# A conceptual question in ring theory?

What is the main(conceptual) difference between an ideal of a ring and a submodule over a ring?

• Submodules need not be closed under multiplication? May 8, 2016 at 16:05
• If I understand well your question, there's no difference: an ideal is a submodule of the ring, considered as a module over itself. May 8, 2016 at 16:07
• @GTonyJacobs there is no multiplication of elements of a module, and under scalar multiplciation a submodule is closed.
– quid
May 8, 2016 at 16:39
• A left ideal is a left submodule of $R$, a right ideal is a right submodule of $R$, and a two-sided ideal is a sub-bimodule of $R$. May 8, 2016 at 16:41

An ideal is a submodule of its ring.

The difference is that the idea of module conveys that the coefficients and the elements of the module can be different kinds of objects.

• (with the ring $R$ considered as an $R$-module right?)
– BCLC
Apr 28, 2021 at 5:44
• Yes. $\ \ \ \$ Apr 28, 2021 at 11:41

FROM WIKIPEDIA

For an arbitrary ring $(R,+,\cdot)$, let $(R,+)$ be its additive group. A subset $I$ is called a '''two-sided ideal''' (or simply an '''ideal''') of $R$ if it is an additive subgroup of ''R'' that "absorbs multiplication by elements of ''R''". Formally we mean that $I$ is an ideal if it satisfies the following conditions:

$(I,+)$ is a subgroup of $(R,+)$

$\forall x \in I, \forall r \in R :\quad x \cdot r, r \cdot x \in I$
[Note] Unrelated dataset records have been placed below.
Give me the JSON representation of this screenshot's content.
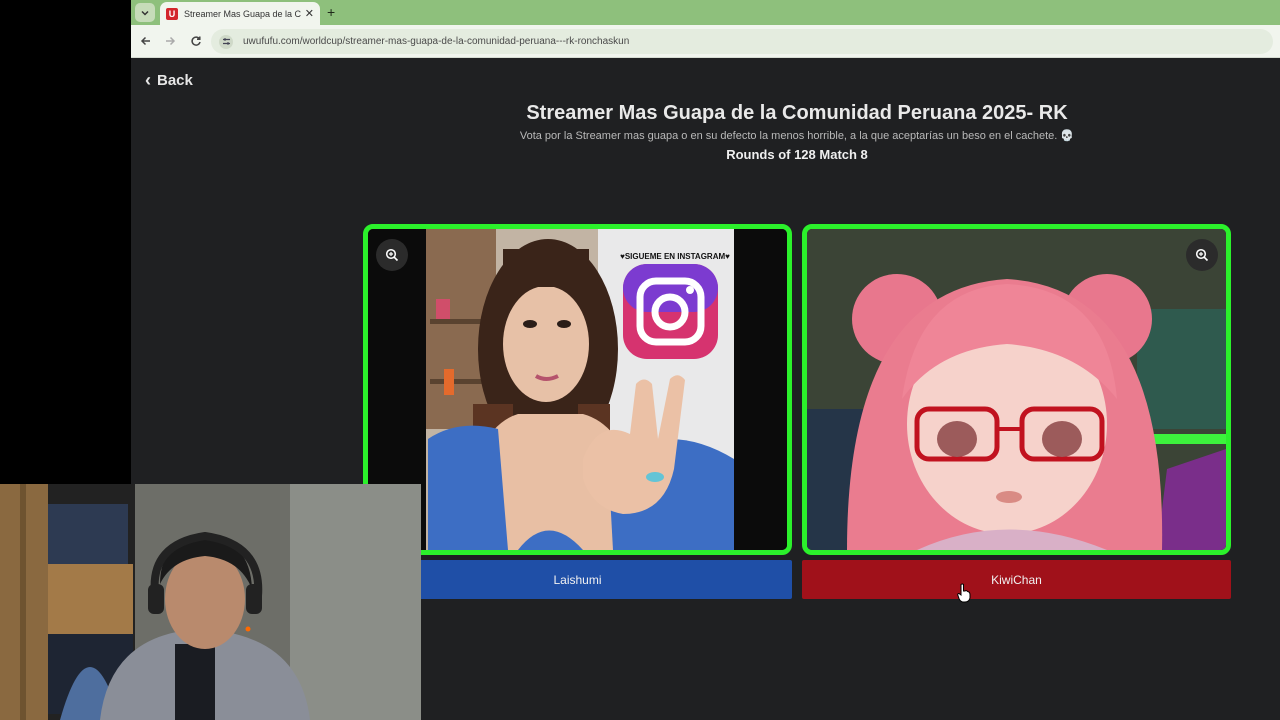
{
  "browser": {
    "tab_title": "Streamer Mas Guapa de la Comunidad Peruana 2025- RK",
    "favicon_letter": "U",
    "url": "uwufufu.com/worldcup/streamer-mas-guapa-de-la-comunidad-peruana---rk-ronchaskun"
  },
  "page": {
    "back_label": "Back",
    "title": "Streamer Mas Guapa de la Comunidad Peruana 2025- RK",
    "description": "Vota por la Streamer mas guapa o en su defecto la menos horrible, a la que aceptarías un beso en el cachete. 💀",
    "round_info": "Rounds of 128 Match 8"
  },
  "match": {
    "left": {
      "name": "Laishumi",
      "overlay_text": "♥SIGUEME EN INSTAGRAM♥",
      "button_color": "#1f4fa7"
    },
    "right": {
      "name": "KiwiChan",
      "button_color": "#a0111a"
    },
    "highlight_color": "#2bf12b"
  },
  "icons": [
    "chevron-down-icon",
    "close-icon",
    "plus-icon",
    "arrow-left-icon",
    "arrow-right-icon",
    "reload-icon",
    "site-info-icon",
    "zoom-in-icon",
    "hand-cursor-icon",
    "instagram-logo"
  ]
}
Suppose that ''R'' is a ring and 1R is its multiplicative identity. A '''left ''R''-module''' ''M'' consists of an abelian group (''M'', +) and an operation : ''R'' × ''M'' → ''M'' such that for all ''r'', ''s'' in ''R'' and ''x'', ''y'' in ''M'', we have: $r \cdot ( x + y ) = r \cdot x + r \cdot y$ $( r + s ) \cdot x = r \cdot x + s \cdot x$ $( r s ) \cdot x = r \cdot ( s \cdot x )$ $1_R \cdot x = x .$

Suppose $M$ is a left $R$-module and $N$ is a subgroup of $M$. Then $N$ is a submodule (or $R$-submodule, to be more explicit) if, for any $n$ in $N$ and any $r$ in $R$, the product $r ⋅ n$ is in $N$ (or $n ⋅ r$ for a right module).

So what we understand from here is that an ideal is just a subset of $R$ but a submodule consists of the ring $R$ and an abelian group $M$ and an operation defined between $R$ and $M$ whereas $I$ is just a subset of $R$ that satisfies some criterion.

The difference is the ideal has to be a subset of the ring, inheriting the ring multiplication; while a module over the ring can be any set with any map $R × M → M$ satisfying the module conditions. Think of an R-module as a generalization of the concept of a vector space over a given field: in fact, the latter is a special case of the former.

• but if $M=R$ then the same and that's how ideals are submodules are related?
– BCLC
Apr 28, 2021 at 5:45